> _Exercise details_
Lift every line from the entries that includes the word "helpers".

Exercise materials section start

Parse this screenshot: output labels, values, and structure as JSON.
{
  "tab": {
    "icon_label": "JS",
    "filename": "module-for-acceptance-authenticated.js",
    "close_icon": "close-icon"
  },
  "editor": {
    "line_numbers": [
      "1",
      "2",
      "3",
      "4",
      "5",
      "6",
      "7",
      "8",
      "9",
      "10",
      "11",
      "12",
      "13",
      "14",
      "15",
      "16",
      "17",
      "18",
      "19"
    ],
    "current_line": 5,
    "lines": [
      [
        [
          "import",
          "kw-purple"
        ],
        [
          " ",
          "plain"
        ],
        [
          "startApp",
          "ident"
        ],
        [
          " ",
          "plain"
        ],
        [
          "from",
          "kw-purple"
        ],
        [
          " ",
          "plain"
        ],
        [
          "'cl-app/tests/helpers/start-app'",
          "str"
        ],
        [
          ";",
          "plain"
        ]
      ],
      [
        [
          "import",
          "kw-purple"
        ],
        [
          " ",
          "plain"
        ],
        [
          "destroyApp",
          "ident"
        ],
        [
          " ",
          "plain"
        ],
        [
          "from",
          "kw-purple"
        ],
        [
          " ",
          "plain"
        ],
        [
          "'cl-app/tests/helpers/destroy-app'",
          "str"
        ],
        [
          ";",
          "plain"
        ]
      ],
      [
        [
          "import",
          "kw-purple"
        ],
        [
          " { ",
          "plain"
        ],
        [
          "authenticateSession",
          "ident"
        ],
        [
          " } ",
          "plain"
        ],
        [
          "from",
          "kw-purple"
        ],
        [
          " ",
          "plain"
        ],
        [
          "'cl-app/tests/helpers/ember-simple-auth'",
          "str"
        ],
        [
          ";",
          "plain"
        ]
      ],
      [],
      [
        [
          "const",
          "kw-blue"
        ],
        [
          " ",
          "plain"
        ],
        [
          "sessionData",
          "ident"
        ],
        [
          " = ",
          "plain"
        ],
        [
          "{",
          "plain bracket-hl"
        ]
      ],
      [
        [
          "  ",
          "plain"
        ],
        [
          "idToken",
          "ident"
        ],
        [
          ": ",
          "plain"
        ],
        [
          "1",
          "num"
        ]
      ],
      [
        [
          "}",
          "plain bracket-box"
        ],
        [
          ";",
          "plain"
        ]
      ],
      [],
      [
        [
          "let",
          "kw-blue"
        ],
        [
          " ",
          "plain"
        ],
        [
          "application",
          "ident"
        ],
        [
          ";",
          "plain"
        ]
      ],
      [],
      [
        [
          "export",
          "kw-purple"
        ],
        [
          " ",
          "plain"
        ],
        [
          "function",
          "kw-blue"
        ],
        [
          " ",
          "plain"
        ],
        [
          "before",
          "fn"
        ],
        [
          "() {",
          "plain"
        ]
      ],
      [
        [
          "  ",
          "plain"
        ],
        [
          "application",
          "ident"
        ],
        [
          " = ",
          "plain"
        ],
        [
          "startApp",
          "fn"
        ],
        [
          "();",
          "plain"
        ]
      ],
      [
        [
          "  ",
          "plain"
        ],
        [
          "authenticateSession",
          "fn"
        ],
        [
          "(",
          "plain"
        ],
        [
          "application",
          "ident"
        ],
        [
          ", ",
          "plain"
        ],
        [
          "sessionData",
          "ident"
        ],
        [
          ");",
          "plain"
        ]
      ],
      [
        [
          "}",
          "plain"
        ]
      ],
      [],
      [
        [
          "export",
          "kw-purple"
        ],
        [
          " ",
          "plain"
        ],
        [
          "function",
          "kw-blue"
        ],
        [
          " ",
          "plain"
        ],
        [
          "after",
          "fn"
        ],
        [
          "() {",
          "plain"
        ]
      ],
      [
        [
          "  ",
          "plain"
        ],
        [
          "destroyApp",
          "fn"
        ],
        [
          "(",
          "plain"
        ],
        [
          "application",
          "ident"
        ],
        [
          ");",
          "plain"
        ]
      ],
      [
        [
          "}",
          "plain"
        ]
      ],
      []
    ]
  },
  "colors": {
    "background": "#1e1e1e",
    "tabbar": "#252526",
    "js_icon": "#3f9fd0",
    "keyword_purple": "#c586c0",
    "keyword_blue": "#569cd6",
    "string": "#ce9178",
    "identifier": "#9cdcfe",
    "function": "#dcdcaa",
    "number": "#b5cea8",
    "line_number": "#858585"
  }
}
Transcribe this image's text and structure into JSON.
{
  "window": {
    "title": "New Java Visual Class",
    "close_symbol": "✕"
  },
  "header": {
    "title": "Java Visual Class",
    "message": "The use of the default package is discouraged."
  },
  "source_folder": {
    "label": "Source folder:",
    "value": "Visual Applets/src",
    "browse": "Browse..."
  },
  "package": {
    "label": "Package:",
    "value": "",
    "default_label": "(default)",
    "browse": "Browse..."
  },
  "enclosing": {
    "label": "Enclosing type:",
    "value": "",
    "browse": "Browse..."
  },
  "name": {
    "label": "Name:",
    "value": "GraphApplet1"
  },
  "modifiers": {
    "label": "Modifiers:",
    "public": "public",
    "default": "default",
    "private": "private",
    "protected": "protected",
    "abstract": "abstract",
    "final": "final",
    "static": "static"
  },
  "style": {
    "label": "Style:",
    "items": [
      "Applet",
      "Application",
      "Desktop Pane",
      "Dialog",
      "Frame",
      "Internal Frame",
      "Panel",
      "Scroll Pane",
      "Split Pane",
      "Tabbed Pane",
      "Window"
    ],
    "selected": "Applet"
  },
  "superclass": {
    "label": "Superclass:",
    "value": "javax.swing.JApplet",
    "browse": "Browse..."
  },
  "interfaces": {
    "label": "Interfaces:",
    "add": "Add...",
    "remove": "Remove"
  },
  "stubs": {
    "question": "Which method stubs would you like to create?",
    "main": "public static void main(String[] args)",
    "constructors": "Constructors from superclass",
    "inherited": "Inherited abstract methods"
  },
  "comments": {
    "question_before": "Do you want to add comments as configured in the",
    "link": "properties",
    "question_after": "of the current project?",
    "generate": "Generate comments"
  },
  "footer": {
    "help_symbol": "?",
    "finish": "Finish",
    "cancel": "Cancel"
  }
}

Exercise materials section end

> _Result of the task_
          "'cl-app/tests/helpers/start-app'",
          "'cl-app/tests/helpers/destroy-app'",
          "'cl-app/tests/helpers/ember-simple-auth'",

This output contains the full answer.